After watching Woodson in two camp practices, I can say confidently that he throws a very pretty spiral, but the Giants are going to have to work on his throwing motion and the time it takes him to get rid of the ball. He seems to be in the full wind-up most of the time, and he's going to find that the window to deliver the ball in the NFL is much tighter than the one he's used to from college.
If you thought Jeremy Shockey was happy not to have to deal with the circus that his presence at Giants training camp would have created, imagine how Coughlin and Reese feel. Relieved doesn't do justice to the look that crossed their faces when I asked them about New York's trade of its veteran tight end to New Orleans earlier this week.

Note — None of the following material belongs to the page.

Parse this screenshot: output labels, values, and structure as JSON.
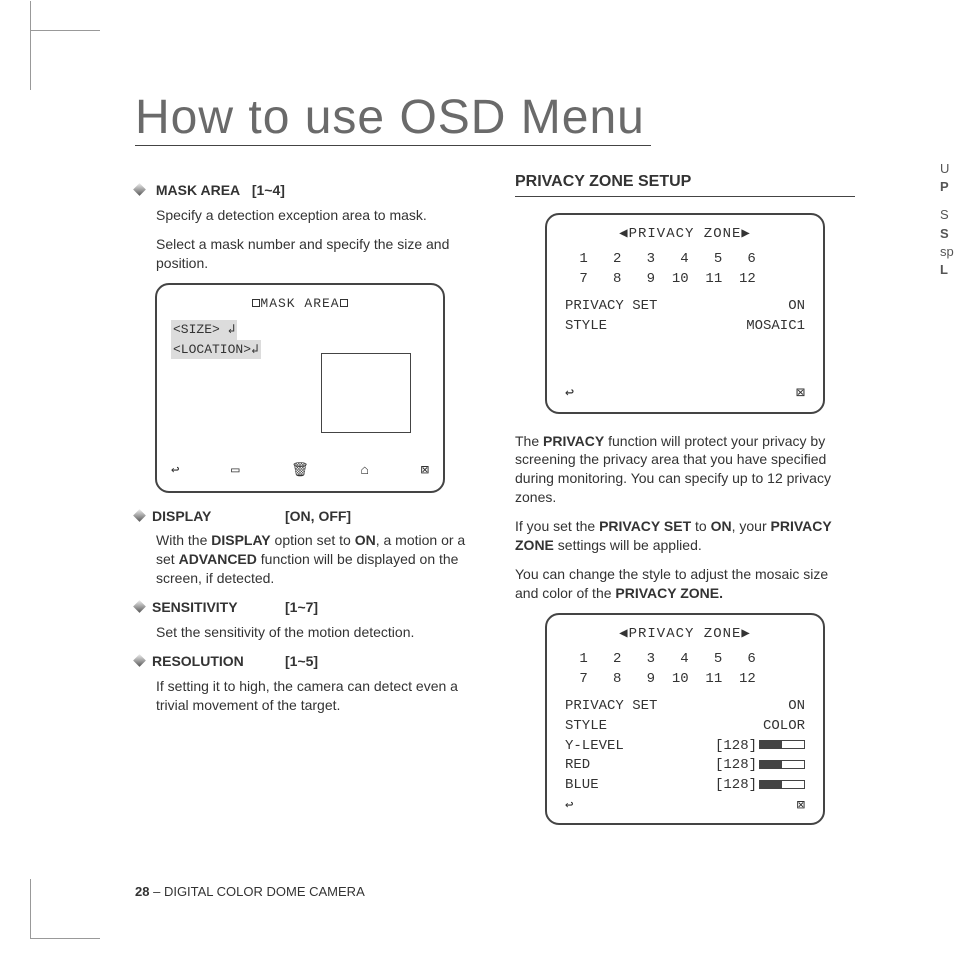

"We wanted it to work and we tried to make it work,'' said Reese of the Giants' relationship with the irascible Shockey. "We went to the 11th hour to try and make it work. But after all things were considered, we thought it was the best decision for Jeremy to move on and us to move on.''
Second-year tight end Kevin Boss has quickly become the people's choice at Giants camp. New York's fans have really embraced Boss, shouting his name whenever he's within, well, shouting distance. I'm getting the distinct feeling the Western Oregon product has emerged as the anti-Shockey, a no-nonsense, team-first type who is now going to earn the starting role in Shockey's absence. Boss, who has great hands and seems to catch everything, gets an ovation in camp for anything tougher than buckling his chin strap.
As for Shockey's new NFL address, ex-Giants teammate Justin Tuck still can't quite wrap his mind around it. Maybe because the notion of calling Shockey a Saint has never been thought of before.
"I saw him last night on TV in that white and gold jersey, and it didn't look right,'' Tuck said.
Which Giants Super Bowl hero just completed the greatest offseason that he'll ever have in his NFL career? That would be New York receiver David Tyree, he of the patented ball-against-the-helmet game-turning catch in last February's big game.
Tyree underwent offseason knee surgery and has been placed on the Giants' physically unable to perform list, so technically his 2008 season has yet to begin. But if there was ever a better six months to be David Tyree, I'm not sure when that could have possibly been. Don't know if he even drinks, but if he does, there's no way he ever bought for himself this offseason.
"In a lot of ways, yeah, it was great,'' Tyree told me. "But I'm nursing an injury, so it's like a blessing and a curse at the same time.''
It's early, but Eli Manning is already sharp. When reporters tried to coax him into commenting on whether he thinks Burress' early camp ankle injury is really about his contract dissatisfaction, Manning evaded the question just as deftly as he escaped from all that Patriots pass pressure in the fourth quarter of the Super Bowl.
"How do you know it's an ankle and not a contract thing,'' a reporter asked. "I don't know anything,'' Manning said, in that southern drawl of his. "I'm just hoping for the best.''